- Business payments to vendors and suppliers
- Direct deposits
- Bank account transfers
- Direct payments
ACH: What Does It Stand For?ACH is the acronym for Automated Clearing House. It is a computer network that processes electronic financial transactions. You must have already encountered ACH in a lot of different places, such as your bank statements, bills, and when you receive Direct Deposit.
Your Banks Statements and ACHACH signifies an electronic transfer on your bank statements. An ACH transaction occurs when you authorize electronic payments from your accounts. Examples of this are making a car payment, paying with a credit card, or electronically transferring money to your account.
Your Bills and ACHYou may notice ACH as a payment option on your bills. It simply implies that you can pay your bill online. You often have two choices for this:
- Set up an automated payment. Automated payments automatically let your creditor deduct the amount from your account on the same day every month.
- Each month, pay the bill electronically. You initiate the transaction for one-time use instead of the creditor deducting the amount automatically.
Your Paycheck and ACHYou may see it referred to as ACH or electronic transfer if your workplace offers Direct Deposit. It means that your employer will deposit your earnings into your bank account directly rather than give you a paper check. This might sometimes allow you to have early access to your income.
ACH MeaningBut what exactly is ACH? Let us examine the terms individually. 'Automated' refers to the network of computers communicating with one another in order to 'automatically' transfer payments. The transactions take place without manual intervention. In other words, these payments are fully automated. 'Clearing House' is the institution that clears these funds. The Federal Reserve, as well as The Clearing House are the two clearing houses in the United States.

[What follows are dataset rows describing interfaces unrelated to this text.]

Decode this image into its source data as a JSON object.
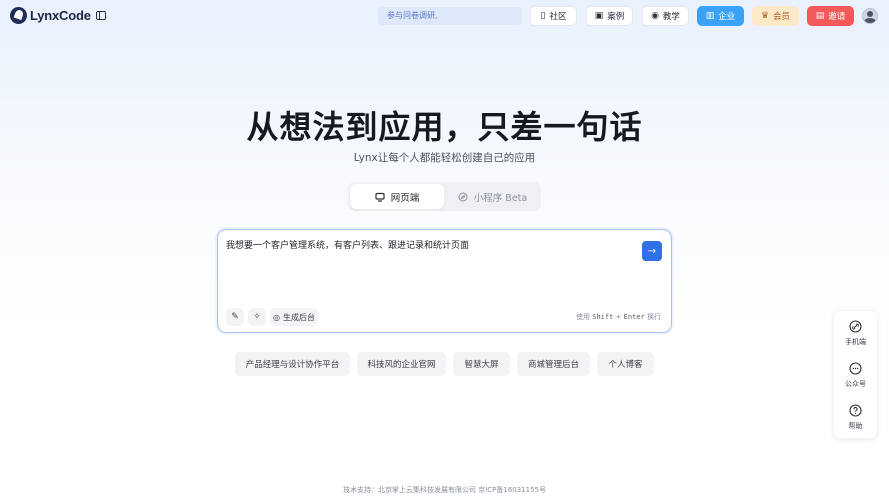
{
  "header": {
    "logo_text": "LynxCode",
    "notice": "参与问卷调研,",
    "nav": [
      {
        "label": "社区",
        "icon": "document-icon"
      },
      {
        "label": "案例",
        "icon": "bookmark-icon"
      },
      {
        "label": "教学",
        "icon": "play-circle-icon"
      }
    ],
    "enterprise_label": "企业",
    "member_label": "会员",
    "invite_label": "邀请"
  },
  "hero": {
    "title": "从想法到应用，只差一句话",
    "subtitle": "Lynx让每个人都能轻松创建自己的应用"
  },
  "mode": {
    "tabs": [
      {
        "label": "网页端",
        "icon": "monitor-icon",
        "active": true
      },
      {
        "label": "小程序 Beta",
        "icon": "compass-icon",
        "active": false
      }
    ]
  },
  "prompt": {
    "text": "我想要一个客户管理系统，有客户列表、跟进记录和统计页面",
    "generate_backend_label": "生成后台",
    "hint_use": "使用",
    "hint_shift": "Shift",
    "hint_plus": "+",
    "hint_enter": "Enter",
    "hint_newline": "换行"
  },
  "suggestions": [
    "产品经理与设计协作平台",
    "科技风的企业官网",
    "智慧大屏",
    "商城管理后台",
    "个人博客"
  ],
  "float_panel": [
    {
      "label": "手机端",
      "icon": "link-icon"
    },
    {
      "label": "公众号",
      "icon": "chat-icon"
    },
    {
      "label": "帮助",
      "icon": "help-icon"
    }
  ],
  "footer": {
    "text": "技术支持：北京掌上云集科技发展有限公司   京ICP备16031155号"
  },
  "colors": {
    "accent": "#2f6fe8",
    "enterprise": "#3ba3f7",
    "member_bg": "#fde8c8",
    "invite": "#f25a5a"
  }
}
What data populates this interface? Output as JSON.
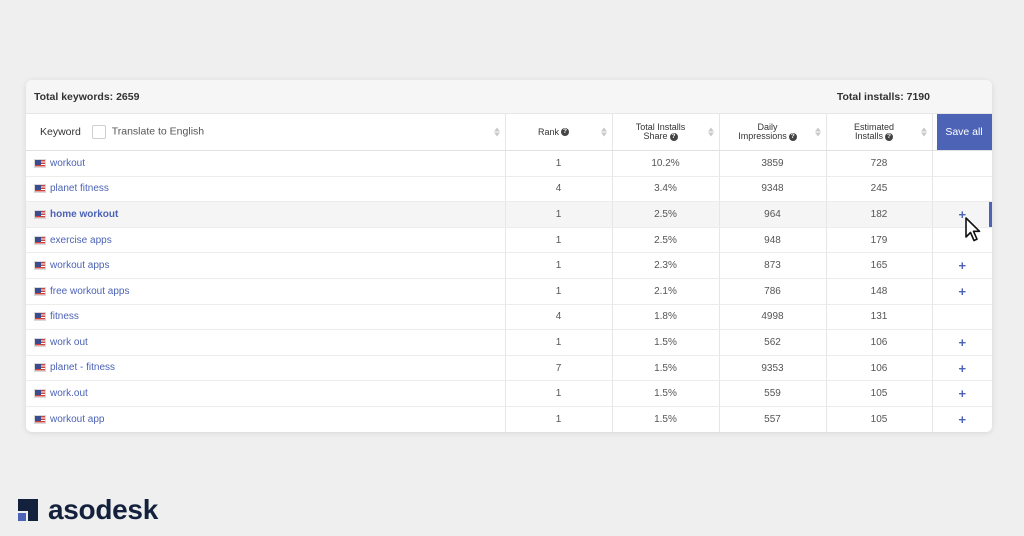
{
  "summary": {
    "total_keywords": "Total keywords: 2659",
    "total_installs": "Total installs: 7190"
  },
  "header": {
    "keyword": "Keyword",
    "translate": "Translate to English",
    "rank": "Rank",
    "share_line1": "Total Installs",
    "share_line2": "Share",
    "impressions_line1": "Daily",
    "impressions_line2": "Impressions",
    "estimated_line1": "Estimated",
    "estimated_line2": "Installs",
    "save_all": "Save all"
  },
  "rows": [
    {
      "keyword": "workout",
      "rank": "1",
      "share": "10.2%",
      "impressions": "3859",
      "installs": "728",
      "action": ""
    },
    {
      "keyword": "planet fitness",
      "rank": "4",
      "share": "3.4%",
      "impressions": "9348",
      "installs": "245",
      "action": ""
    },
    {
      "keyword": "home workout",
      "rank": "1",
      "share": "2.5%",
      "impressions": "964",
      "installs": "182",
      "action": "+"
    },
    {
      "keyword": "exercise apps",
      "rank": "1",
      "share": "2.5%",
      "impressions": "948",
      "installs": "179",
      "action": ""
    },
    {
      "keyword": "workout apps",
      "rank": "1",
      "share": "2.3%",
      "impressions": "873",
      "installs": "165",
      "action": "+"
    },
    {
      "keyword": "free workout apps",
      "rank": "1",
      "share": "2.1%",
      "impressions": "786",
      "installs": "148",
      "action": "+"
    },
    {
      "keyword": "fitness",
      "rank": "4",
      "share": "1.8%",
      "impressions": "4998",
      "installs": "131",
      "action": ""
    },
    {
      "keyword": "work out",
      "rank": "1",
      "share": "1.5%",
      "impressions": "562",
      "installs": "106",
      "action": "+"
    },
    {
      "keyword": "planet - fitness",
      "rank": "7",
      "share": "1.5%",
      "impressions": "9353",
      "installs": "106",
      "action": "+"
    },
    {
      "keyword": "work.out",
      "rank": "1",
      "share": "1.5%",
      "impressions": "559",
      "installs": "105",
      "action": "+"
    },
    {
      "keyword": "workout app",
      "rank": "1",
      "share": "1.5%",
      "impressions": "557",
      "installs": "105",
      "action": "+"
    }
  ],
  "icons": {
    "flag": "us-flag-icon",
    "help": "question-circle-icon",
    "add": "plus-icon",
    "sort": "sort-arrows-icon",
    "cursor": "mouse-pointer-icon"
  },
  "colors": {
    "accent": "#4c63b6",
    "brand_dark": "#14213d",
    "background": "#efefef"
  },
  "brand": {
    "name": "asodesk"
  }
}
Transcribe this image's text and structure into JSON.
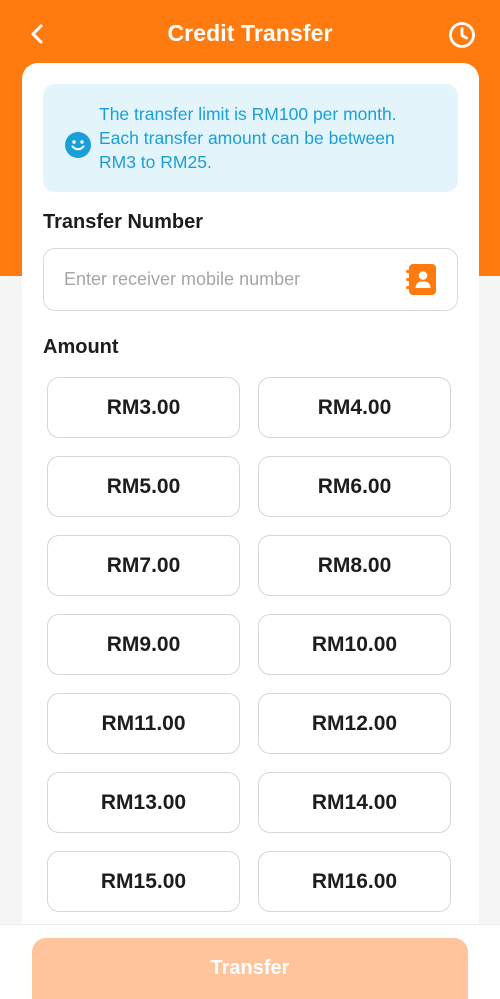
{
  "header": {
    "title": "Credit Transfer",
    "back_icon": "chevron-left-icon",
    "history_icon": "clock-icon",
    "color": "#ff7b10"
  },
  "notice": {
    "lines": [
      "The transfer limit is RM100 per month.",
      "Each transfer amount can be between",
      "RM3 to RM25."
    ],
    "icon": "smiley-icon",
    "color": "#1aa0d8"
  },
  "transfer_number": {
    "label": "Transfer Number",
    "placeholder": "Enter receiver mobile number",
    "value": "",
    "contact_icon": "contact-book-icon"
  },
  "amount": {
    "label": "Amount",
    "options": [
      "RM3.00",
      "RM4.00",
      "RM5.00",
      "RM6.00",
      "RM7.00",
      "RM8.00",
      "RM9.00",
      "RM10.00",
      "RM11.00",
      "RM12.00",
      "RM13.00",
      "RM14.00",
      "RM15.00",
      "RM16.00"
    ]
  },
  "footer": {
    "transfer_label": "Transfer",
    "button_color": "#ffc49c"
  }
}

Their job is to ensure that all of the figures in the transaction are correct and make sense.
ACH: Advantages and Disadvantages
- Whether you are sending or receiving payments, your money will transfer faster either way.
- There is no need to deal with paper checks or wait for the recipient to cash them.
- Late fees are avoided by paying invoices on time.
- Your security is enhanced since all your financial and bank information is not being carried around in paper checks.
- Chances of a security breach are higher since access to your bank account is granted
- You must keep automatic payments track of, or you risk an overdraft.